A state legislator who repeatedly has tried to do away with the twice-yearly time changes in New Mexico may take another crack at it during the upcoming legislative session.
Sen. Cliff Pirtle, R-Roswell, said he may introduce a joint resolution, which would not require any action on the part of Gov. Susana Martinez, to get the ball rolling on the issue when the legislature convenes in January for a 30-day session.
“That is definitely an option I want to keep open,” Pirtle said Sunday, the day clocks changed in New Mexico and most of the nation.
In any event, the final decision would rest with the U.S. Department of Transportation, which would have to schedule a series of public meetings to take in public input and consider the ramifications of eliminating the time change.
Pirtle said he is trying to determine whether a joint resolution would be enough to get the U.S. Department of Transportation to “look at moving us into the closest time zone to the East. That would be the Central time zone.”
Pirtle, who has often argued that many Americans are tired of the time change, said moving to a permanent Central time zone, which covers Texas among other states, would aid the state’s commerce.
“Since so much of our state’s economy is based on oil and gas and banking, the closer we are in time with our neighbors in the east the better, and the closer to New York, with the stock exchange working there from 8 to 4, I think will make our economy better off,” he said.
But Rep. Brian Egolf, D-Santa Fe and a co-sponsor of a bill that Pirtle introduced to do away with the time change in the 2014 legislative session, said New Mexico citizens on the state’s northern and western border would prefer to be more closely aligned with Arizona and Colorado’s Mountain time zones.
“It seems like there was lot of concern about making the time switch permanently to one zone or the other,” Egolf said. “His [Pirtle’s] perspective makes sense. But at the same time people in Santa Fe or points north want to be on the same time zone as Colorado … so you could use the same argument to align us with Colorado.”
Pirtle said the argument over which time zone is preferable has led to his bill dying or stalling during the past few legislative sessions. But he added: “We need to rally around year-round daylight savings.”
The Uniform Time Act of 1966 mandated daylight saving time from the last Sunday in April to the last Sunday in October, though that latter date has since changed to the first Sunday in November.
Over the decades, however, it seems many Americans have become fed up with the idea of moving clocks back or forth an hour and the subsequent disturbance of their sleeping patterns that can ensue.
A Rasmussen Report public-opinion survey from 2012 said 40 percent of Americans were ready for the time-change system to be thrown out, while 45 percent remained happy with it. The other 5 percent were undecided.
But a more recent Fox News survey from 2016 said 83 percent of Americans were tired of changing clocks twice a year.
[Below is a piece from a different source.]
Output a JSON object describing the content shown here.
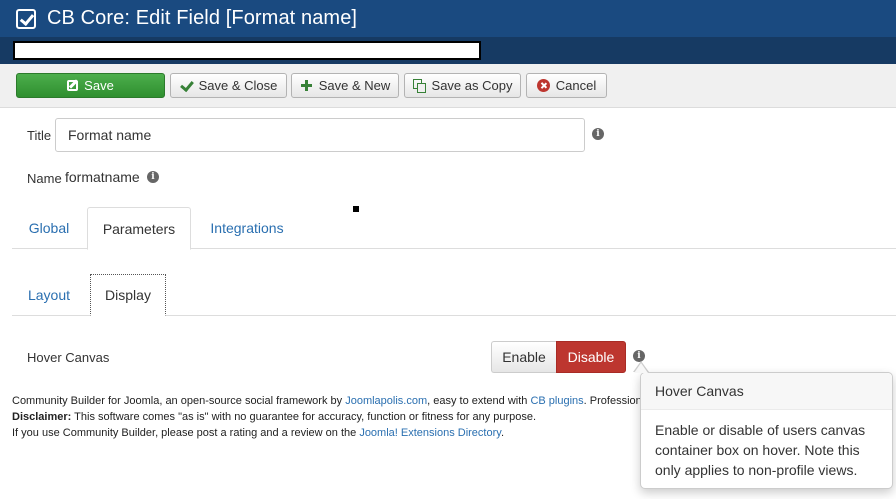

Among other reasons for setting the clocks back an hour in November, proponents say, is that it doesn’t leave schoolchildren waiting in the morning dark for school buses to pick them up.
But Pirtle said the solution to that is easy.
“If kids are going to the school in the dark, then instead of changing the clock to make them go to school later in the day, just change the time that they go to school,” he said. “Kids do better when they start school later in the day, anyway.
“It makes no sense to me and to most people that we do it this way.”
Several U.S. territories, as well as Arizona and Hawaii, do not observe daylight saving time.
Contact Robert Nott at 505-986-3021 or firstname.lastname@example.org.